I usually start my temperature/tint adjustment with LR's white balance tool, and it almost always requires further manual tweaking.
Decapod401 is offline   Reply With Quote
Old 03-01-2016, 06:03 PM   #10
miningcamper1
Senior Member
 
miningcamper1's Avatar
 
Join Date: Apr 2014
Posts: 1,236
Default

Quote:
Originally Posted by Mgoldman View Post
I'll often use Photoshop's "Auto color" to proof a shot if I'm suspicious or get a rejection as such.

...the sky a bit aqua
Auto-adjust (IrfanView) cut the contrast a bit, but did not alter the colors in this scene. I'll see what my other computer does with it.

As for the sky color, it's classic Ektachrome. Kodachrome was much more "steely", like a colorized black and white (which is what Kodachrome actually was!).

I actually thought this slide would be the slam-dunk, and the E44 shot would be shot down for no-light-on-the-nose!
__________________
flickr photostream: http://www.flickr.com/photos/11947249@N03/
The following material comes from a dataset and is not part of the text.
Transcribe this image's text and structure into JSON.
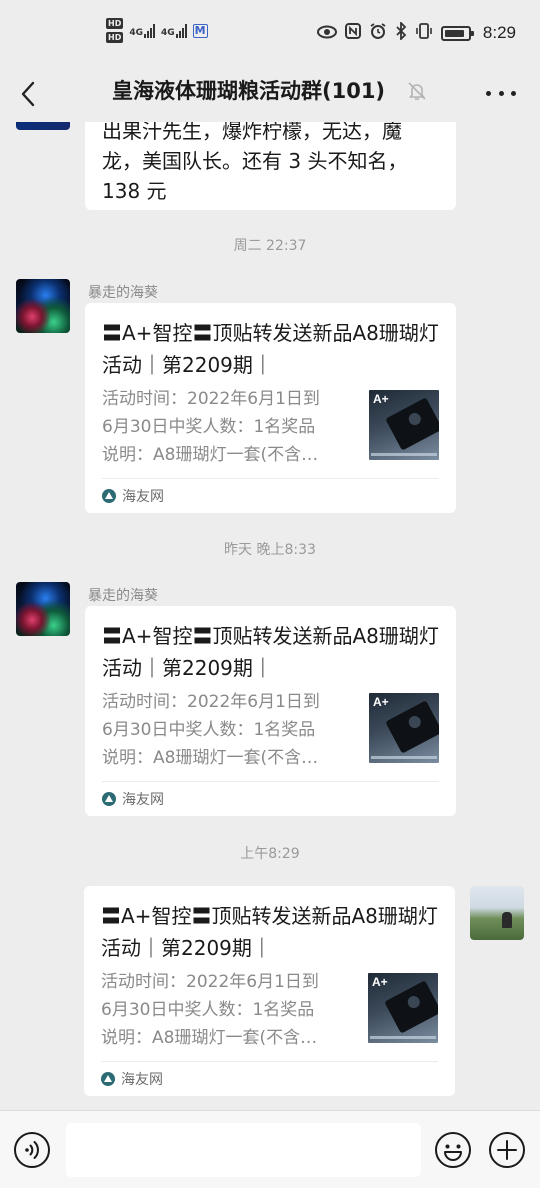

RP Photos: www.railpictures.net/miningcamper1/
miningcamper1 is offline   Reply With Quote
Old 03-01-2016, 11:27 PM   #11
Decapod401
Senior Member
 
Decapod401's Avatar
 
Join Date: Nov 2014
Posts: 443
Default

Quote:
Originally Posted by miningcamper1 View Post
As for the sky color, it's classic Ektachrome. Kodachrome was much more "steely", like a colorized black and white (which is what Kodachrome actually was!).
One of the knocks on Ektachrome vs. Kodachrome was that Ektachrome faded much more rapidly, although your slides look strong 40+ years later. On the other hand, I have a friend whose 2-1/4 x 2-1/4 Ektachromes from the 1950's and 1960's are quickly becoming celluloid windowpanes.

Quote:
Originally Posted by miningcamper1 View Post
I actually thought this slide would be the slam-dunk, and the E44 shot would be shot down for no-light-on-the-nose!
I would have called it the same way - I had a short line S2 shot with almost identical lighting get rejected yesterday, but your subject matter trumped mine.
Decapod401 is offline   Reply With Quote
Old 03-02-2016, 07:02 AM   #12
Mgoldman
Senior Member
 
Mgoldman's Avatar
 
Join Date: Apr 2006
Posts: 3,643
Default

This is what I get with PS "auto-color":

/Mitch

Attached Thumbnails
Click image for larger version

Name:	Color Issue.jpg
Views:	347
Size:	1.34 MB
ID:	9103  
Mgoldman is offline   Reply With Quote
Old 03-02-2016, 08:13 AM   #13
miningcamper1
Senior Member
 
miningcamper1's Avatar
 
Join Date: Apr 2014
Posts: 1,236
Default

Quote:
Originally Posted by Mgoldman View Post
This is what I get with PS "auto-color":

/Mitch

Thanks, Mitch. Seeing the side-by-side really highlights the difference.
__________________
flickr photostream: http://www.flickr.com/photos/11947249@N03/

RP Photos: www.railpictures.net/miningcamper1/
miningcamper1 is offline   Reply With Quote
Old 03-03-2016, 02:54 AM   #14
troy12n
Banned
 
Join Date: Jun 2008
Location: Tampa, FL
Posts: 5,333
Default

All you need to do is de-saturate yellow channel some
troy12n is offline   Reply With Quote
Old 03-13-2016, 08:54 AM   #15
AmtrakFan1093
Member
 
Join Date: Mar 2015
Posts: 40
Default

a little overexposed? The PS autofix brought out a lot of detail on top of the elevator.
AmtrakFan1093 is offline   Reply With Quote
Reply

Thread Tools Search this Thread
Search this Thread:

Advanced Search
Display Modes

Posting Rules
You may not post new threads
You may not post replies
You may not post attachments
You may not edit your posts

BB code is On
Smilies are On
[IMG] code is On
HTML code is On

Forum Jump


All times are GMT. The time now is 11:07 PM.


Powered by vBulletin® Version 3.8.1
Copyright ©2000 - 2020, Jelsoft Enterprises Ltd.